Those abilities include taking high-resolution images and folding them into datasets as they’re acquired. “So for instance, if you can get imagery from street level or through other means, those things can be tacked onto the dataset so that it can continually be refined,” Lu explained. “Soldiers with cameras on helmets walking down the street — that imagery can be used to update and refine the models.”
And that’s where A.J. Altman comes in, a former Marine ground intel officer in Iraq — now Hover’s CEO. Altman said the company started out generating “immersive” 3D spaces that were based on aerial or satellite imagery and capable of being fused with incoming street-level imagery.

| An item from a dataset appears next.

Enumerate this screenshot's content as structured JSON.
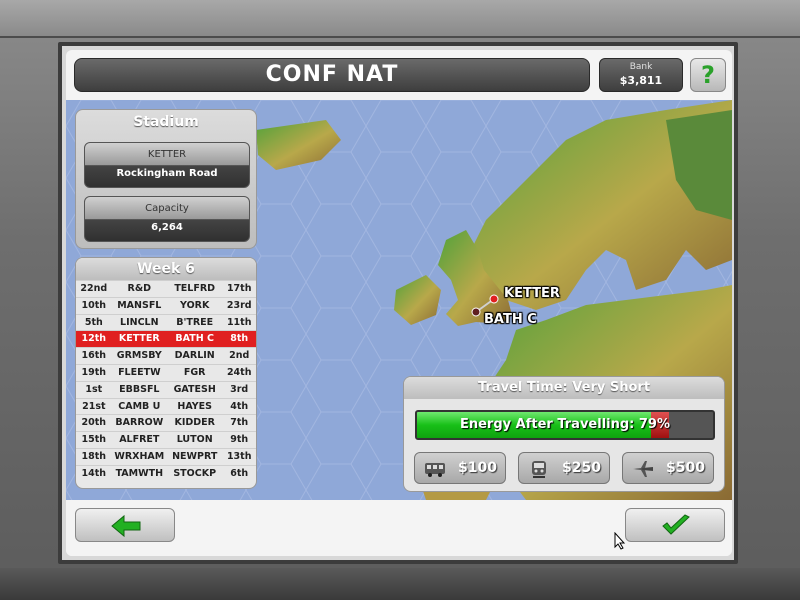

“That started to create a true virtual space mirroring the actual ground space,” he said, explaining the technology’s initial military-angled impetus. But the company quickly realized the technology could have much broader uses. “We see a lot of similarity in the way that people would discover a neighborhood or discover how to make a three-block walk from the restaurant to the bar with their spouse in a neighborhood that they don’t know very well,” said Altman.
Like any application, one of the biggest obstacles is usability, something Altman calls “the bajillion-dollar caveat.”
“This has to be so usable and intuitive that I’m having an easier experience with my 3D map than with my 2D map,” he said. “We’ve all been using 2D maps since we were children and we’ve hence learned the tricks of using those 2D maps and converting it in our minds to something spatial. In order for us to go to this kind of 3D spatial awareness with maps on the ground — this sort of unified view of a 3D map coupled with street level imagery and being able to fly around it, but fly very low — has to be so intuitive and the user experience so simple that people can’t really afford not to use it, because it just works.”